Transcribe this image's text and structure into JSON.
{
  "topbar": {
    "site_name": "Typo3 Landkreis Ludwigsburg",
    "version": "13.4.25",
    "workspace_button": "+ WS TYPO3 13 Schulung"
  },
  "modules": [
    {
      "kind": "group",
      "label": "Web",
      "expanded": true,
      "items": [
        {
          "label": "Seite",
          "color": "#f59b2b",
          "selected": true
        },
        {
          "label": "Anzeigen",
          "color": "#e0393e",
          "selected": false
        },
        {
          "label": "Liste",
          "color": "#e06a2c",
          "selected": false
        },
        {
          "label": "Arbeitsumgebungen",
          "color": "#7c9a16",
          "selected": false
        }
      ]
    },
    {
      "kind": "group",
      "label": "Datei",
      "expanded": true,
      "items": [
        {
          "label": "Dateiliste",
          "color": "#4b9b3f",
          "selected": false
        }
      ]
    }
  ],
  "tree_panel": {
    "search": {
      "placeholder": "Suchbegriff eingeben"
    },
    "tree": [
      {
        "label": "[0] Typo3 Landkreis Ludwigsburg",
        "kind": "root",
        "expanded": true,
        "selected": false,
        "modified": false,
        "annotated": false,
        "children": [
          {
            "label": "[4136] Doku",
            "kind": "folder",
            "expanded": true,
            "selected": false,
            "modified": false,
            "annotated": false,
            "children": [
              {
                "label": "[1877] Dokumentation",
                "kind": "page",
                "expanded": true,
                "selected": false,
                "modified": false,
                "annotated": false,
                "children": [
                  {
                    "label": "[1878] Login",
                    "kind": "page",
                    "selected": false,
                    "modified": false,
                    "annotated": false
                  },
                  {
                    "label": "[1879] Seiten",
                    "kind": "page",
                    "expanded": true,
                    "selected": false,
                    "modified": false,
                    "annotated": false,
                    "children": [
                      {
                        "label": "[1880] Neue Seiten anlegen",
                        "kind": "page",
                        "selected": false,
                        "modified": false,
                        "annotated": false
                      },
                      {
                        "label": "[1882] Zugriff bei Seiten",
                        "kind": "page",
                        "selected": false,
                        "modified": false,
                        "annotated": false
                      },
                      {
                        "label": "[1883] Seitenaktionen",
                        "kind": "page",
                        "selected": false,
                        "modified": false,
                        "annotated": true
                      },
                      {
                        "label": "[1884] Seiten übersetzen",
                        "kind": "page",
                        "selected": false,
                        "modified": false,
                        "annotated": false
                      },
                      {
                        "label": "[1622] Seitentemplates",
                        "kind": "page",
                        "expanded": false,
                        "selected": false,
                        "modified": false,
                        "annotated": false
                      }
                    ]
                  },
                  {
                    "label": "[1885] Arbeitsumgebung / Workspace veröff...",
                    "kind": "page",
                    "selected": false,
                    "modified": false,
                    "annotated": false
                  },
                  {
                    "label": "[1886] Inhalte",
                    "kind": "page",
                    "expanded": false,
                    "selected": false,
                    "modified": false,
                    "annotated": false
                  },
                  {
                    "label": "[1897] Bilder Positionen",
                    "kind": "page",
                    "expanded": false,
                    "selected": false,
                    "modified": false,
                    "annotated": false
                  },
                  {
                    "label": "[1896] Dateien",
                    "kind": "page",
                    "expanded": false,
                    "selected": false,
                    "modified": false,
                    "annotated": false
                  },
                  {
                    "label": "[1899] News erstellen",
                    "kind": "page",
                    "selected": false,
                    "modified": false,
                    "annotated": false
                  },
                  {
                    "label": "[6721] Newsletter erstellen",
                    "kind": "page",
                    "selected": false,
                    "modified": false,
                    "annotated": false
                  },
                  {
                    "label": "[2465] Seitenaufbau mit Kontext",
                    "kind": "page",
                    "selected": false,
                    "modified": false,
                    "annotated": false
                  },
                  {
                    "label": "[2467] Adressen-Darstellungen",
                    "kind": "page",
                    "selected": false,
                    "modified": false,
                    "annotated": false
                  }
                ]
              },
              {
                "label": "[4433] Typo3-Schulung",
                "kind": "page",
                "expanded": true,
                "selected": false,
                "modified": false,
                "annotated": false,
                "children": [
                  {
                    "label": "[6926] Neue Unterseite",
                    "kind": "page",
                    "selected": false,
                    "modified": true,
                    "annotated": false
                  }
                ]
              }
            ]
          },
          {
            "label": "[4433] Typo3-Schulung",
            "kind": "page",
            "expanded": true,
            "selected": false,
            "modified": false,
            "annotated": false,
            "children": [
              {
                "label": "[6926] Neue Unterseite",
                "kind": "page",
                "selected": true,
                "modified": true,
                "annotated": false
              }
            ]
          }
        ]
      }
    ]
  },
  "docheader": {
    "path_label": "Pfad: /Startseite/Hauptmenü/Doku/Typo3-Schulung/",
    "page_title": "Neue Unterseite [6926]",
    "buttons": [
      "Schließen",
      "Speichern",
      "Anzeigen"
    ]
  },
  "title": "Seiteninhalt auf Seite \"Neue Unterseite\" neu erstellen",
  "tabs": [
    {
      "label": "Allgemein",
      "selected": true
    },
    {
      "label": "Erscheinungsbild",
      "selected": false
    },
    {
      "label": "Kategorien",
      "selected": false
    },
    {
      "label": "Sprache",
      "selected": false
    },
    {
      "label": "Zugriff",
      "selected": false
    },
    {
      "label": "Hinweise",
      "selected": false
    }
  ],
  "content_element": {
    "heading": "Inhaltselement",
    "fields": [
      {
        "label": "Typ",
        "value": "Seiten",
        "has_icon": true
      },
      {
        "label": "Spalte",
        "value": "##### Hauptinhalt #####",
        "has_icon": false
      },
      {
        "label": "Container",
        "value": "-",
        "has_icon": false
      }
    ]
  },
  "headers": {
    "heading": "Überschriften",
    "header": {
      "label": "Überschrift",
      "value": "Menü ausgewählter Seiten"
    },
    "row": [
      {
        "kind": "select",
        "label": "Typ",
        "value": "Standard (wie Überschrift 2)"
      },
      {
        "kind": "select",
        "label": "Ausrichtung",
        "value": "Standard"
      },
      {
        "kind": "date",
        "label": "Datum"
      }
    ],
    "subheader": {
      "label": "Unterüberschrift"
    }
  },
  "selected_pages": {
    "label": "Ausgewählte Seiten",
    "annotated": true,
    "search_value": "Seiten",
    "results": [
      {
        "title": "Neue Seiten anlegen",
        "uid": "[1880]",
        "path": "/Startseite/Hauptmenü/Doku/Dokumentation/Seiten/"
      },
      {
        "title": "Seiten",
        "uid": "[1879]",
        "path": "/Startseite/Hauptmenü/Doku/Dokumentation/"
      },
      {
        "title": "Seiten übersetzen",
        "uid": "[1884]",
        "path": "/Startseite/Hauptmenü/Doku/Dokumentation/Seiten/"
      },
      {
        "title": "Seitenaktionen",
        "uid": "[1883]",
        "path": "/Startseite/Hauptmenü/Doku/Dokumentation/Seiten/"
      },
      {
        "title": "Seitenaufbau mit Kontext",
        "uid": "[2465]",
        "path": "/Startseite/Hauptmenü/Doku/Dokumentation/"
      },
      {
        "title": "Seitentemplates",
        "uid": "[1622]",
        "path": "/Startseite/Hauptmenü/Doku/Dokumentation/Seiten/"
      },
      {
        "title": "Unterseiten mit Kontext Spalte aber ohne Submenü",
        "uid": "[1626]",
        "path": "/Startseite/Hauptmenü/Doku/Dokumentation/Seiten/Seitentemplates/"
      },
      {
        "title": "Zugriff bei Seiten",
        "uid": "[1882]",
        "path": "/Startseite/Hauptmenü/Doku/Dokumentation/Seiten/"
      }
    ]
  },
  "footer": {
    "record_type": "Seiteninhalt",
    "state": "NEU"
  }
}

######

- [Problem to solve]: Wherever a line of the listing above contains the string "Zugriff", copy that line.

- [Finished exercise]:
                        "label": "[1882] Zugriff bei Seiten",
      "label": "Zugriff",
        "title": "Zugriff bei Seiten",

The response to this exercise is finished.